"With many law enforcement people, it's kick 'em and, you know, that's it: put 'em out of business," Sporkin says "That impressed me, that he was willing to work with companies and not look at it only with a law enforcement mentality."
That style was in marked contrast to that of former New York Mayor Rudy Giuliani, who also led the criminal cases against Milken and Boesky as the U.S. Attorney for New York's Southern District. Giuliani favored attention-getting tactics like having federal agents escort Wall Street executives out of their offices in handcuffs. In at least one instance, the charges were eventually dropped, according to a 2007 report by
| Gary Lynch as a young bank watchdog.
Friends of Lynch say he has always favored a low-key approach.
"In my professional life, to include the 7 years I served as an officer in the Marine Corps, there is no one I hold in higher regard than Gary Lynch when it comes to character and integrity," says Pat Patalino, who worked for Lynch at Davis Polk, Credit Suisse and Morgan Stanley, before taking his current job as general counsel of
Character and integrity is certainly something Bank of America would like to have in its corner at the moment, as it has so far been
unsuccessful in assuring investors it has a handle on mortgage-related legal headaches
, many of them the legacy of its 2008 acquisition of
"I don't know of anyone that's been particularly impressed with how [Bank of America CEO Brian] Moynihan has been running the company," says Gary Townsend, portfolio manager and founder at Hill Townsend Capital, which owns Bank of America shares on the theory that they are too cheap to pass up.
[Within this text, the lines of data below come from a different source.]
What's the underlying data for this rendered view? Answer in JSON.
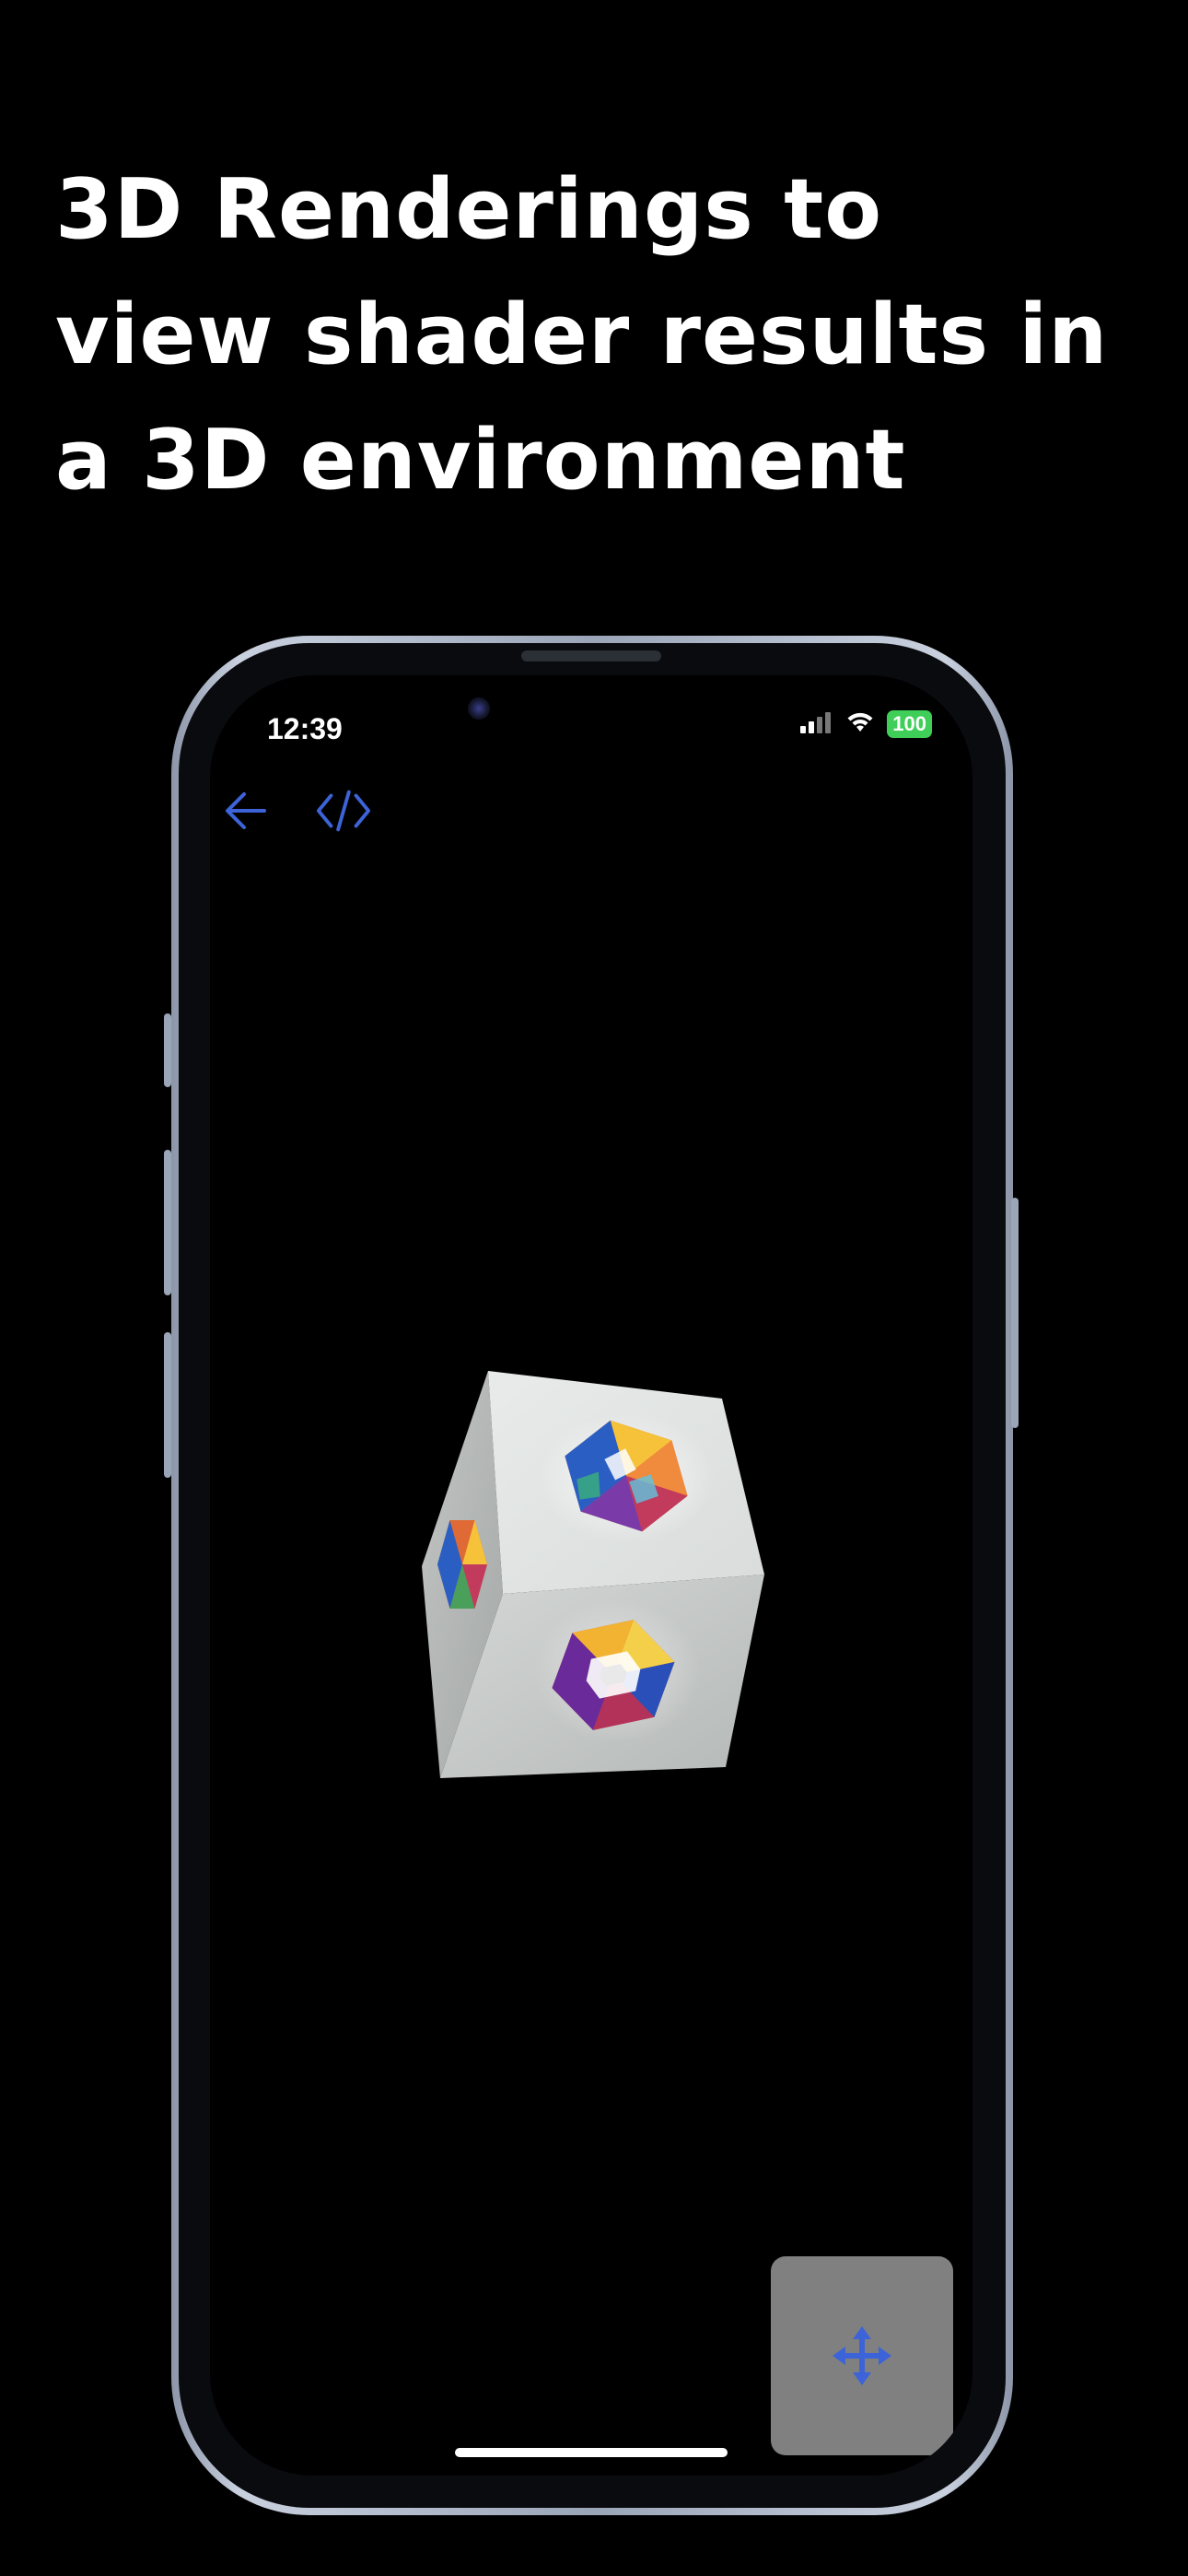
{
  "headline": {
    "line1": "3D Renderings to",
    "line2": "view shader results in",
    "line3": "a 3D environment"
  },
  "status_bar": {
    "time": "12:39",
    "battery": "100",
    "signal_icon": "cellular-signal-icon",
    "wifi_icon": "wifi-icon"
  },
  "toolbar": {
    "back_icon": "arrow-left-icon",
    "code_icon": "code-icon",
    "accent_color": "#3d63d8"
  },
  "viewer": {
    "object": "cube",
    "texture": "colorful hexagon logo"
  },
  "control_pad": {
    "icon": "move-arrows-icon",
    "background": "#808080"
  },
  "colors": {
    "background": "#000000",
    "headline": "#ffffff",
    "battery": "#3fcf58"
  }
}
"Now that they need someone to advise the general counsel--maybe they do. It suggests to me that maybe the general counsel is deficient in some particular, but perhaps this guy is going to be more of a lobbyist with people that he knows quite well, and can be an effective advocate for Bank of America in dealing with attorneys general and other constituencies," Townsend says.
Advocacy certainly is something Lynch brings to the table, according to John Coffee, securities law professor at Columbia University.